── Data shown

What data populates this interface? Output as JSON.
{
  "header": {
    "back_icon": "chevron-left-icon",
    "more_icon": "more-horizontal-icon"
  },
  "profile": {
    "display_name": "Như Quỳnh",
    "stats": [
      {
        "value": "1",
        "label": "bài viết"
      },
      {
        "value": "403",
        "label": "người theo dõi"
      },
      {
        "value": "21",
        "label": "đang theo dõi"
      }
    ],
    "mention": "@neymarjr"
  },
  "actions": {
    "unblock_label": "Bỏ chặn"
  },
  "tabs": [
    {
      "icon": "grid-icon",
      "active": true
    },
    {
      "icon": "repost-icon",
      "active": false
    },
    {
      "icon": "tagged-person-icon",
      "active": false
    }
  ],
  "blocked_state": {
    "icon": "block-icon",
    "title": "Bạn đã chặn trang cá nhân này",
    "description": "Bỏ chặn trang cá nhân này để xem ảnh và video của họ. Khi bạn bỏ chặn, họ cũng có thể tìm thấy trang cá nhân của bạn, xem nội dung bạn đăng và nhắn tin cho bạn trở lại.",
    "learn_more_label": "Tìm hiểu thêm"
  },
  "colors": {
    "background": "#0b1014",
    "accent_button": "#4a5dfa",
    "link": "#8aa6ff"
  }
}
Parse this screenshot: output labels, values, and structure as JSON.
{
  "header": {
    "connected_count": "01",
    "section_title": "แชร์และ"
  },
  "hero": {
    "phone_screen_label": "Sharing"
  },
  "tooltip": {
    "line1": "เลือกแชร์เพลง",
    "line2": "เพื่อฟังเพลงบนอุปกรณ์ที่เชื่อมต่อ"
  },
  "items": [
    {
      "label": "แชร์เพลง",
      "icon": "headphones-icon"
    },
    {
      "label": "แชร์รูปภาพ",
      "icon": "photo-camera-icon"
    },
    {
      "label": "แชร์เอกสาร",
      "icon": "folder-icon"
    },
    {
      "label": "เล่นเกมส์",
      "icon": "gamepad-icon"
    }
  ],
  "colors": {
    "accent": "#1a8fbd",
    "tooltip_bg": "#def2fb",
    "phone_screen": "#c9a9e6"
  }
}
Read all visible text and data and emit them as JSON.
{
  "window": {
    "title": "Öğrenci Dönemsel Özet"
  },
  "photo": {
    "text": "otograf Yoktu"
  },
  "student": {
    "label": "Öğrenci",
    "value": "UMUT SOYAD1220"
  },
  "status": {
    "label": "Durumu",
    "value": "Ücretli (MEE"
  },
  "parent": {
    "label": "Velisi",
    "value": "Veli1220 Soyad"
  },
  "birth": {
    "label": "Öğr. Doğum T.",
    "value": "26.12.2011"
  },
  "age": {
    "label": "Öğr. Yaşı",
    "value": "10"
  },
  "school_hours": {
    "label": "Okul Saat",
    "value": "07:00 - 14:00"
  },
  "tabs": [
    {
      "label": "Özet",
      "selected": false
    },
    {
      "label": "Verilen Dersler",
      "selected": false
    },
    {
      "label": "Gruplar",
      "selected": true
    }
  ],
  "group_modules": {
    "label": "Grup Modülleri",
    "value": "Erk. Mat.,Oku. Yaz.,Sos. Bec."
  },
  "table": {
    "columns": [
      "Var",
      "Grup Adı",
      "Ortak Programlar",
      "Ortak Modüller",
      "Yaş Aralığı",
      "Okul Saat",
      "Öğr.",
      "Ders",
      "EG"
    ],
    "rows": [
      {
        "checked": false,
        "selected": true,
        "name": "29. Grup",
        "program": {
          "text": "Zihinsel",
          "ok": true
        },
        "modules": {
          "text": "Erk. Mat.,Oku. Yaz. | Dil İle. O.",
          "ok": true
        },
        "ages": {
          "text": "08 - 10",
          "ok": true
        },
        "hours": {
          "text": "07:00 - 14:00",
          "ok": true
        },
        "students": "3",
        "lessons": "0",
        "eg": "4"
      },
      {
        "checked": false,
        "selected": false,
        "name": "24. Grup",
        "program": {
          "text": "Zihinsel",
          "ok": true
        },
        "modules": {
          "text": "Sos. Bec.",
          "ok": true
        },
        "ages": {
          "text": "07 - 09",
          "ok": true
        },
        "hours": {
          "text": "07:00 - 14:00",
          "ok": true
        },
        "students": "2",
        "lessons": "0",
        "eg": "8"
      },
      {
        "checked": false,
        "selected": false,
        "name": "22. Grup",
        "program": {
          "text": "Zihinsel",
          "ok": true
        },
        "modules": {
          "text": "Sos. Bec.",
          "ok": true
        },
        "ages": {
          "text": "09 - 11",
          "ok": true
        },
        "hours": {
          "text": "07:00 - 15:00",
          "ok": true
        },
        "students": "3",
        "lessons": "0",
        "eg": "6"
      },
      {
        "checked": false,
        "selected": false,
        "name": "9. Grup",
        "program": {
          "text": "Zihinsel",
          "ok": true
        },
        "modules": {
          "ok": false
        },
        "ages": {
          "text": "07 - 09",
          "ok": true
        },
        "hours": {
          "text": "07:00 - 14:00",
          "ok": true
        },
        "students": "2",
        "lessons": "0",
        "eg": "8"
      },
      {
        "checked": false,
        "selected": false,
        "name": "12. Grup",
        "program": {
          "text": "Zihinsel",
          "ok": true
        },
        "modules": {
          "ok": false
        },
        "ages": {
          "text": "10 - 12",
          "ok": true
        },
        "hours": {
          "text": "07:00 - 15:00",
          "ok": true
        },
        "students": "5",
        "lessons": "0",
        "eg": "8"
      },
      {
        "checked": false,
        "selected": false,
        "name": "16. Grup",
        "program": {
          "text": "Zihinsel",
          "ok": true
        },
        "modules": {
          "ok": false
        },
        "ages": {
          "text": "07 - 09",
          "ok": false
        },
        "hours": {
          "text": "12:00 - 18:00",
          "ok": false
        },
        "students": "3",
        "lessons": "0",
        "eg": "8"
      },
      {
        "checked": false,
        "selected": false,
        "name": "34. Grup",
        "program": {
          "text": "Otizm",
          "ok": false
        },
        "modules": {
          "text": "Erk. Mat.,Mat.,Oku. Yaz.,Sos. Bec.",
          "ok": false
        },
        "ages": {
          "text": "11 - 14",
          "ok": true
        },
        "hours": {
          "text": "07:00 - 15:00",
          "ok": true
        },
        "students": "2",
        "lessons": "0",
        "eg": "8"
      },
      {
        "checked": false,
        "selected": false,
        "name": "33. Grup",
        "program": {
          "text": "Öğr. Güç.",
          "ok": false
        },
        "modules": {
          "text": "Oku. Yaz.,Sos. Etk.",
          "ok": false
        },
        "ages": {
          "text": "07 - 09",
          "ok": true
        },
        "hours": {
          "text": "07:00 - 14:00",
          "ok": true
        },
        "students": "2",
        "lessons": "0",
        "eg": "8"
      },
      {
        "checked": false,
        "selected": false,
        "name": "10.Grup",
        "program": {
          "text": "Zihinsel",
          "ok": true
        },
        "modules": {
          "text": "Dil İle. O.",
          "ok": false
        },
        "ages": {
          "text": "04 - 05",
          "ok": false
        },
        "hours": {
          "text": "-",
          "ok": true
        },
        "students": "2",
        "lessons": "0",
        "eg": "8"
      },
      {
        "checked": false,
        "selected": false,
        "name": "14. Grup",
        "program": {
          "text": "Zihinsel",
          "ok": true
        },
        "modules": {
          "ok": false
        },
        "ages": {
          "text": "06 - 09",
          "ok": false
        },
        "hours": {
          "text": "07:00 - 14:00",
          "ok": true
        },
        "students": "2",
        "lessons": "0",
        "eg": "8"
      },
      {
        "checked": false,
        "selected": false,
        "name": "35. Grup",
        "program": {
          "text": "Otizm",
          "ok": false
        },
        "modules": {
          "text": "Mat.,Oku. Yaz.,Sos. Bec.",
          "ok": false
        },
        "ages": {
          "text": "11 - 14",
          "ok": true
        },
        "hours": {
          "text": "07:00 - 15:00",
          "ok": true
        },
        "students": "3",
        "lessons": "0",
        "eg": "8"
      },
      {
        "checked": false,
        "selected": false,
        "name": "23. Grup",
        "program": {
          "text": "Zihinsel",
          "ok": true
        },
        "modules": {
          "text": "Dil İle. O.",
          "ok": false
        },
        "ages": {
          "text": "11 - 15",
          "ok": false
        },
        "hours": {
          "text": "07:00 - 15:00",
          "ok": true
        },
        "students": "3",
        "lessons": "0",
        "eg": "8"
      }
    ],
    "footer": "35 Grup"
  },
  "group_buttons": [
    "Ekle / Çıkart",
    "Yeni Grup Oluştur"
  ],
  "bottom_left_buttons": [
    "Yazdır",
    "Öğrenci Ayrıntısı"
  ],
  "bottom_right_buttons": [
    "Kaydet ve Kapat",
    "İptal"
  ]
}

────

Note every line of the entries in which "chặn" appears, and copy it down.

| Reply to the task |
    "unblock_label": "Bỏ chặn"
    "title": "Bạn đã chặn trang cá nhân này",
    "description": "Bỏ chặn trang cá nhân này để xem ảnh và video của họ. Khi bạn bỏ chặn, họ cũng có thể tìm thấy trang cá nhân của bạn, xem nội dung bạn đăng và nhắn tin cho bạn trở lại.",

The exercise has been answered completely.